I thought of a Christmas I spent alone, before I was married. My parents went to Colorado where they had grandchildren. My aunts who lived nearby (the older sisters of my Aunt Cappy who never married) had gone to West Texas where there were two other sisters, married with children. I didn't get an invitation from anyone I worked with. It was a sort of wonderful experience, actually. I had presents from my parents and sister and probably some from my aunts and I saved them for Christmas morning. I opened them and then later called Colorado to thank them for the presents (and hear the chaos of the kids and their presents in the background). I don't remember any of my gifsts except one.

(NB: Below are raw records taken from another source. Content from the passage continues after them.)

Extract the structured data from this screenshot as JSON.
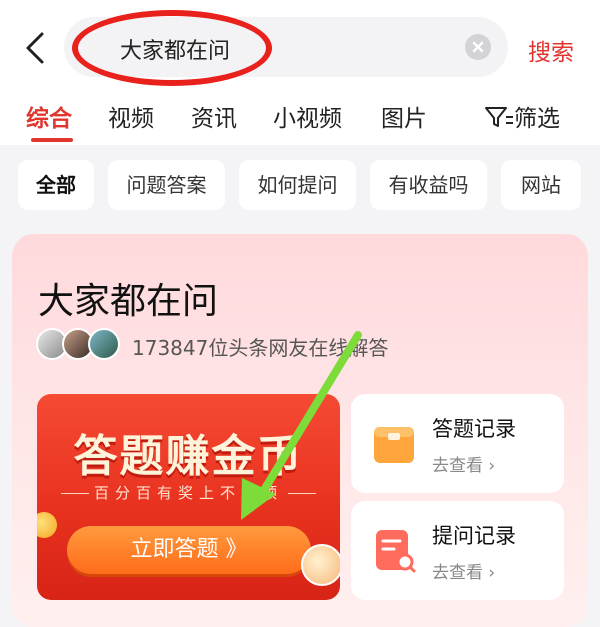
{
  "search": {
    "back_icon": "chevron-left-icon",
    "query": "大家都在问",
    "clear_icon": "clear-circle-icon",
    "submit_label": "搜索"
  },
  "tabs": {
    "items": [
      "综合",
      "视频",
      "资讯",
      "小视频",
      "图片"
    ],
    "active_index": 0,
    "filter_label": "筛选",
    "filter_icon": "filter-icon"
  },
  "chips": {
    "items": [
      "全部",
      "问题答案",
      "如何提问",
      "有收益吗",
      "网站"
    ],
    "active_index": 0
  },
  "card": {
    "title": "大家都在问",
    "subtitle": "173847位头条网友在线解答",
    "banner": {
      "title": "答题赚金币",
      "subtitle": "百分百有奖上不封顶",
      "cta_label": "立即答题 》"
    },
    "side_cards": [
      {
        "title": "答题记录",
        "link": "去查看",
        "icon": "folder-icon"
      },
      {
        "title": "提问记录",
        "link": "去查看",
        "icon": "document-search-icon"
      }
    ]
  },
  "colors": {
    "accent": "#e0362f",
    "annotation_ring": "#e8211d",
    "annotation_arrow": "#7ddb3a",
    "cta_orange": "#ff7a26"
  }
}
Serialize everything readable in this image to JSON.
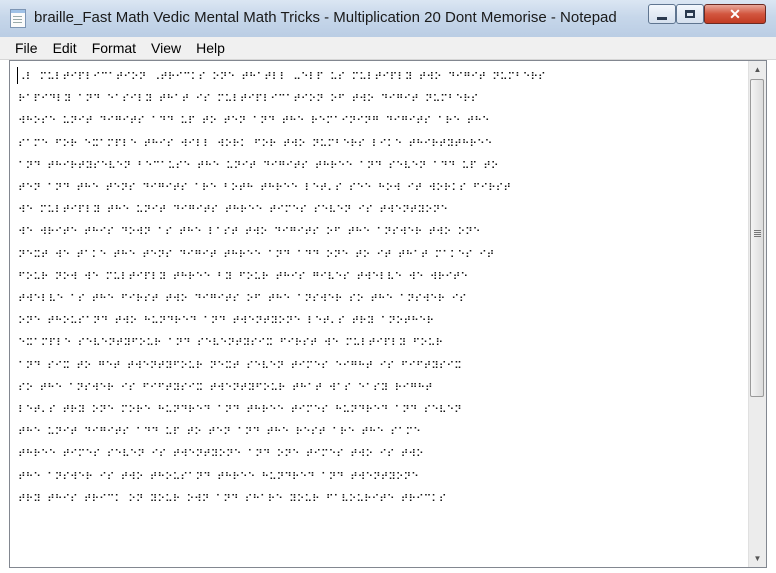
{
  "window": {
    "title": "braille_Fast Math  Vedic Mental Math Tricks - Multiplication 20  Dont Memorise - Notepad",
    "controls": {
      "minimize_icon": "minimize-icon",
      "maximize_icon": "maximize-icon",
      "close_label": "✕"
    }
  },
  "menu": {
    "file": "File",
    "edit": "Edit",
    "format": "Format",
    "view": "View",
    "help": "Help"
  },
  "document": {
    "lines": [
      "⠠⠇ ⠍⠥⠇⠞⠊⠏⠇⠊⠉⠁⠞⠊⠕⠝ ⠠⠞⠗⠊⠉⠅⠎ ⠕⠝⠑ ⠞⠓⠁⠞⠇⠇ ⠤⠑⠇⠏ ⠥⠎ ⠍⠥⠇⠞⠊⠏⠇⠽ ⠞⠺⠕ ⠙⠊⠛⠊⠞ ⠝⠥⠍⠃⠑⠗⠎",
      "⠗⠁⠏⠊⠙⠇⠽ ⠁⠝⠙ ⠑⠁⠎⠊⠇⠽ ⠞⠓⠁⠞ ⠊⠎ ⠍⠥⠇⠞⠊⠏⠇⠊⠉⠁⠞⠊⠕⠝ ⠕⠋ ⠞⠺⠕ ⠙⠊⠛⠊⠞ ⠝⠥⠍⠃⠑⠗⠎",
      "⠺⠓⠕⠎⠑ ⠥⠝⠊⠞ ⠙⠊⠛⠊⠞⠎ ⠁⠙⠙ ⠥⠏ ⠞⠕ ⠞⠑⠝ ⠁⠝⠙ ⠞⠓⠑ ⠗⠑⠍⠁⠊⠝⠊⠝⠛ ⠙⠊⠛⠊⠞⠎ ⠁⠗⠑ ⠞⠓⠑",
      "⠎⠁⠍⠑ ⠋⠕⠗ ⠑⠭⠁⠍⠏⠇⠑ ⠞⠓⠊⠎ ⠺⠊⠇⠇ ⠺⠕⠗⠅ ⠋⠕⠗ ⠞⠺⠕ ⠝⠥⠍⠃⠑⠗⠎ ⠇⠊⠅⠑ ⠞⠓⠊⠗⠞⠽⠞⠓⠗⠑⠑",
      "⠁⠝⠙ ⠞⠓⠊⠗⠞⠽⠎⠑⠧⠑⠝ ⠃⠑⠉⠁⠥⠎⠑ ⠞⠓⠑ ⠥⠝⠊⠞ ⠙⠊⠛⠊⠞⠎ ⠞⠓⠗⠑⠑ ⠁⠝⠙ ⠎⠑⠧⠑⠝ ⠁⠙⠙ ⠥⠏ ⠞⠕",
      "⠞⠑⠝ ⠁⠝⠙ ⠞⠓⠑ ⠞⠑⠝⠎ ⠙⠊⠛⠊⠞⠎ ⠁⠗⠑ ⠃⠕⠞⠓ ⠞⠓⠗⠑⠑ ⠇⠑⠞⠄⠎ ⠎⠑⠑ ⠓⠕⠺ ⠊⠞ ⠺⠕⠗⠅⠎ ⠋⠊⠗⠎⠞",
      "⠺⠑ ⠍⠥⠇⠞⠊⠏⠇⠽ ⠞⠓⠑ ⠥⠝⠊⠞ ⠙⠊⠛⠊⠞⠎ ⠞⠓⠗⠑⠑ ⠞⠊⠍⠑⠎ ⠎⠑⠧⠑⠝ ⠊⠎ ⠞⠺⠑⠝⠞⠽⠕⠝⠑",
      "⠺⠑ ⠺⠗⠊⠞⠑ ⠞⠓⠊⠎ ⠙⠕⠺⠝ ⠁⠎ ⠞⠓⠑ ⠇⠁⠎⠞ ⠞⠺⠕ ⠙⠊⠛⠊⠞⠎ ⠕⠋ ⠞⠓⠑ ⠁⠝⠎⠺⠑⠗ ⠞⠺⠕ ⠕⠝⠑",
      "⠝⠑⠭⠞ ⠺⠑ ⠞⠁⠅⠑ ⠞⠓⠑ ⠞⠑⠝⠎ ⠙⠊⠛⠊⠞ ⠞⠓⠗⠑⠑ ⠁⠝⠙ ⠁⠙⠙ ⠕⠝⠑ ⠞⠕ ⠊⠞ ⠞⠓⠁⠞ ⠍⠁⠅⠑⠎ ⠊⠞",
      "⠋⠕⠥⠗ ⠝⠕⠺ ⠺⠑ ⠍⠥⠇⠞⠊⠏⠇⠽ ⠞⠓⠗⠑⠑ ⠃⠽ ⠋⠕⠥⠗ ⠞⠓⠊⠎ ⠛⠊⠧⠑⠎ ⠞⠺⠑⠇⠧⠑ ⠺⠑ ⠺⠗⠊⠞⠑",
      "⠞⠺⠑⠇⠧⠑ ⠁⠎ ⠞⠓⠑ ⠋⠊⠗⠎⠞ ⠞⠺⠕ ⠙⠊⠛⠊⠞⠎ ⠕⠋ ⠞⠓⠑ ⠁⠝⠎⠺⠑⠗ ⠎⠕ ⠞⠓⠑ ⠁⠝⠎⠺⠑⠗ ⠊⠎",
      "⠕⠝⠑ ⠞⠓⠕⠥⠎⠁⠝⠙ ⠞⠺⠕ ⠓⠥⠝⠙⠗⠑⠙ ⠁⠝⠙ ⠞⠺⠑⠝⠞⠽⠕⠝⠑ ⠇⠑⠞⠄⠎ ⠞⠗⠽ ⠁⠝⠕⠞⠓⠑⠗",
      "⠑⠭⠁⠍⠏⠇⠑ ⠎⠑⠧⠑⠝⠞⠽⠋⠕⠥⠗ ⠁⠝⠙ ⠎⠑⠧⠑⠝⠞⠽⠎⠊⠭ ⠋⠊⠗⠎⠞ ⠺⠑ ⠍⠥⠇⠞⠊⠏⠇⠽ ⠋⠕⠥⠗",
      "⠁⠝⠙ ⠎⠊⠭ ⠞⠕ ⠛⠑⠞ ⠞⠺⠑⠝⠞⠽⠋⠕⠥⠗ ⠝⠑⠭⠞ ⠎⠑⠧⠑⠝ ⠞⠊⠍⠑⠎ ⠑⠊⠛⠓⠞ ⠊⠎ ⠋⠊⠋⠞⠽⠎⠊⠭",
      "⠎⠕ ⠞⠓⠑ ⠁⠝⠎⠺⠑⠗ ⠊⠎ ⠋⠊⠋⠞⠽⠎⠊⠭ ⠞⠺⠑⠝⠞⠽⠋⠕⠥⠗ ⠞⠓⠁⠞ ⠺⠁⠎ ⠑⠁⠎⠽ ⠗⠊⠛⠓⠞",
      "⠇⠑⠞⠄⠎ ⠞⠗⠽ ⠕⠝⠑ ⠍⠕⠗⠑ ⠓⠥⠝⠙⠗⠑⠙ ⠁⠝⠙ ⠞⠓⠗⠑⠑ ⠞⠊⠍⠑⠎ ⠓⠥⠝⠙⠗⠑⠙ ⠁⠝⠙ ⠎⠑⠧⠑⠝",
      "⠞⠓⠑ ⠥⠝⠊⠞ ⠙⠊⠛⠊⠞⠎ ⠁⠙⠙ ⠥⠏ ⠞⠕ ⠞⠑⠝ ⠁⠝⠙ ⠞⠓⠑ ⠗⠑⠎⠞ ⠁⠗⠑ ⠞⠓⠑ ⠎⠁⠍⠑",
      "⠞⠓⠗⠑⠑ ⠞⠊⠍⠑⠎ ⠎⠑⠧⠑⠝ ⠊⠎ ⠞⠺⠑⠝⠞⠽⠕⠝⠑ ⠁⠝⠙ ⠕⠝⠑ ⠞⠊⠍⠑⠎ ⠞⠺⠕ ⠊⠎ ⠞⠺⠕",
      "⠞⠓⠑ ⠁⠝⠎⠺⠑⠗ ⠊⠎ ⠞⠺⠕ ⠞⠓⠕⠥⠎⠁⠝⠙ ⠞⠓⠗⠑⠑ ⠓⠥⠝⠙⠗⠑⠙ ⠁⠝⠙ ⠞⠺⠑⠝⠞⠽⠕⠝⠑",
      "⠞⠗⠽ ⠞⠓⠊⠎ ⠞⠗⠊⠉⠅ ⠕⠝ ⠽⠕⠥⠗ ⠕⠺⠝ ⠁⠝⠙ ⠎⠓⠁⠗⠑ ⠽⠕⠥⠗ ⠋⠁⠧⠕⠥⠗⠊⠞⠑ ⠞⠗⠊⠉⠅⠎"
    ]
  }
}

It was a pencil sharpener. A crank-style one, heavy duty. Instead of having to be screwed to a shelf like in our schools at that time it had a lever that activated a powerful suction cup to stabilize it. That was back when I dreamed of writing a book on yellow pads with Number 2 pencils. Back before computers for the home. (I programmed computers at the time, having my code typed onto punch cards for the compiler by a room full of ladies. Yes they were all ladies.) I never wrote a book on yellow pads with pencils. I never wrote a book, period. I kept the pencil sharpener for a long time, however.

That Christmas I made myself some coffee, maybe a little breakfast of bacon and eggs. I got the Dallas Morning News and I turned on my stereo and listened to the Beatles or something while reading every single page and section of the paper. If I'm not mistaken, I may not have owned a TV at that time.

Like my Aunt Cappy, I can deal with being alone. Even on the holiday when it seems most people gather in large groups. But I almost never am alone and I almost never was at Christmas before I married either.

Today we are relaxing with coffee and papers. We may have a walk this morning. Probably have some chicken and veggie tacos for lunch. Then we join a family gathering for dinner and drinking. 

No comments: